The task calls for each line of the records below in which the word "icon" appears.

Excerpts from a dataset
——

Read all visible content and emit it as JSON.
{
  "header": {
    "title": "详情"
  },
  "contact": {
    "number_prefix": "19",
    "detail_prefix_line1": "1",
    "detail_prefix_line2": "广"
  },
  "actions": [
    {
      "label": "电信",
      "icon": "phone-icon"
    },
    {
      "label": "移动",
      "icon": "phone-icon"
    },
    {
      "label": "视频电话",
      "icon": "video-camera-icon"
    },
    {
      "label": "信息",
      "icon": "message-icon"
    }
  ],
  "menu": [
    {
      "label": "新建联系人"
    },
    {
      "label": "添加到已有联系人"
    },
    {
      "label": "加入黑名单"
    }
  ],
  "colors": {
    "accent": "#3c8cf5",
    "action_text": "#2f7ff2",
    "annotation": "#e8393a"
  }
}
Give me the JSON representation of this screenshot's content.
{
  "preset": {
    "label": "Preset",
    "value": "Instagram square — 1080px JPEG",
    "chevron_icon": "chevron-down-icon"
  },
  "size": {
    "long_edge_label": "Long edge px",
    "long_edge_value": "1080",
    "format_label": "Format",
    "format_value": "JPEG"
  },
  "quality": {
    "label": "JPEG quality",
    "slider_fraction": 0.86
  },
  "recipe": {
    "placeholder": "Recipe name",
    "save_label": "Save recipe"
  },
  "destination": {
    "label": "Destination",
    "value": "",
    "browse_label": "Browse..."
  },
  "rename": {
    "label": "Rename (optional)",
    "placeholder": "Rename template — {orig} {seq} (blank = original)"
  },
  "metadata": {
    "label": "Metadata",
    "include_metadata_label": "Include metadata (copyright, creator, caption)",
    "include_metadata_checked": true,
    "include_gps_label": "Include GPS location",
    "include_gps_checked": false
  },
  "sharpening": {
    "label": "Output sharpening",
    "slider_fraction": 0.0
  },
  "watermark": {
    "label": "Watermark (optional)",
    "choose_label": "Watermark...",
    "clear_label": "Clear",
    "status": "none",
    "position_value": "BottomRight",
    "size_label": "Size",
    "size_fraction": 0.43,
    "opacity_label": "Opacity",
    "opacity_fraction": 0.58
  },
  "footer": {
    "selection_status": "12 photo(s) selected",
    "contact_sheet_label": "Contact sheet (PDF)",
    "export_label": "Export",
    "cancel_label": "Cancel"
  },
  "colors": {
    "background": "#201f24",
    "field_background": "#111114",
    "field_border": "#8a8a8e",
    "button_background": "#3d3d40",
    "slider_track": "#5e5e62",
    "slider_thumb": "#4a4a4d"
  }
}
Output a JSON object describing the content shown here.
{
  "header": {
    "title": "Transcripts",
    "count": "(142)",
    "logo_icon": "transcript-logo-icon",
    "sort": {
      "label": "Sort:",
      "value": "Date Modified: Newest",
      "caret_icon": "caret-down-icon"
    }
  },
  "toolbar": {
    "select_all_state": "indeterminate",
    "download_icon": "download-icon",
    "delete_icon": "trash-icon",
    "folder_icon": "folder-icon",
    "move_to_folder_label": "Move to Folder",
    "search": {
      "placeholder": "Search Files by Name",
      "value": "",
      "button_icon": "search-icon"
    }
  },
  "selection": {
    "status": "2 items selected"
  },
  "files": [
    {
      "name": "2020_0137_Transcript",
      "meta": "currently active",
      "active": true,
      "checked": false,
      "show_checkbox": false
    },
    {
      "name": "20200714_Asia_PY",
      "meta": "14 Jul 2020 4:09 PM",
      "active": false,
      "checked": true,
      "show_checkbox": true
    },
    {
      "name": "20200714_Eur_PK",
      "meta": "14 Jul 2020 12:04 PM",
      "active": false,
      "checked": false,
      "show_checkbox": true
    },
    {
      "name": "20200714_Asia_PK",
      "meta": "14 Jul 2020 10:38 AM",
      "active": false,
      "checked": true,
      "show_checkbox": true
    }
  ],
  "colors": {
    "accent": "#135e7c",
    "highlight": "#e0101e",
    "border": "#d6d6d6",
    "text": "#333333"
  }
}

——

Expected answer:
      "icon": "phone-icon"
      "icon": "phone-icon"
      "icon": "video-camera-icon"
      "icon": "message-icon"
    "chevron_icon": "chevron-down-icon"
    "logo_icon": "transcript-logo-icon",
      "caret_icon": "caret-down-icon"
    "download_icon": "download-icon",
    "delete_icon": "trash-icon",
    "folder_icon": "folder-icon",
      "button_icon": "search-icon"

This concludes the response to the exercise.